JOHANNESBURG (Reuters) – South Africa’s Gold Fields said on Tuesday it plans to slash costs at its struggling South Deep mine, including cutting 1,100 jobs, or around 30 percent of its workforce.
South Deep, the company’s last South African asset, has faced operational obstacles in a tough geological setting 3 km (2 miles) below the surface. The mine made a loss of 337.6 million rand ($27 million) in 2017.
Gold Fields shares opened 3 percent lower at 47 rand per share.
The bullion producer, which has invested 32 billion rand in the operation since acquiring it in 2006, said it could no longer sustain losses at the mine, which has missed several production targets despite significant modernisation.
“The key challenge has been the difficulty in transitioning the mine from one run with a conventional mining mindset and practices to mining with a modern, bulk, mechanised mining approach,” Gold Fields said in a trading update.
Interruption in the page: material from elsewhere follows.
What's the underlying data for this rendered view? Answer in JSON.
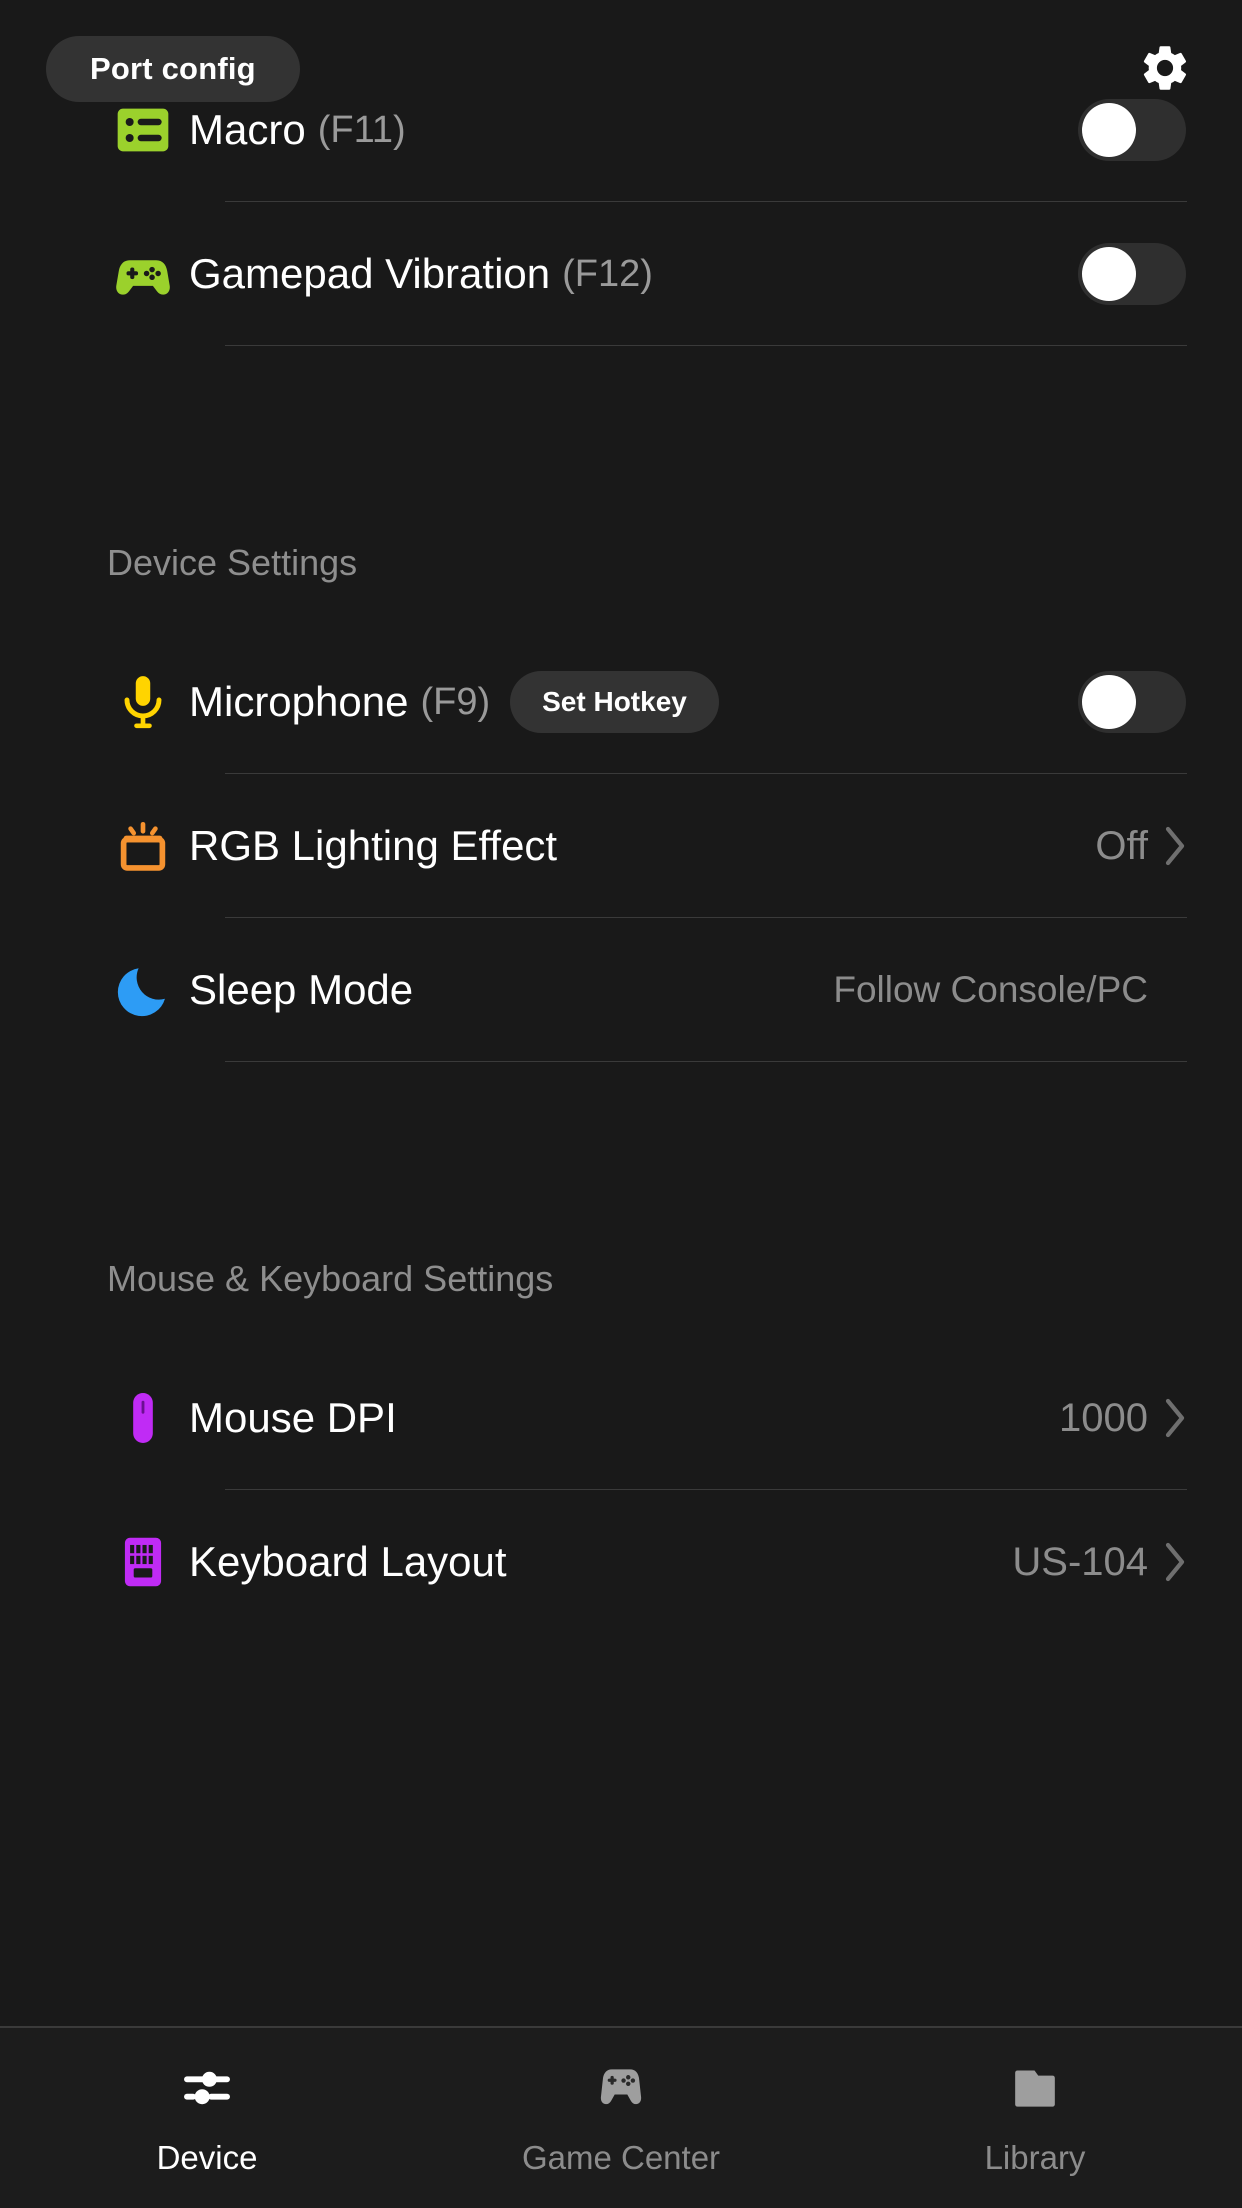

The firm also said it expects headline earnings per share for the six months ended 30 June 2018 to be unchanged at $0.08 per share compared with the previous reporting period.
Reporting by Tanisha Heiberg; Editing by Joe Brock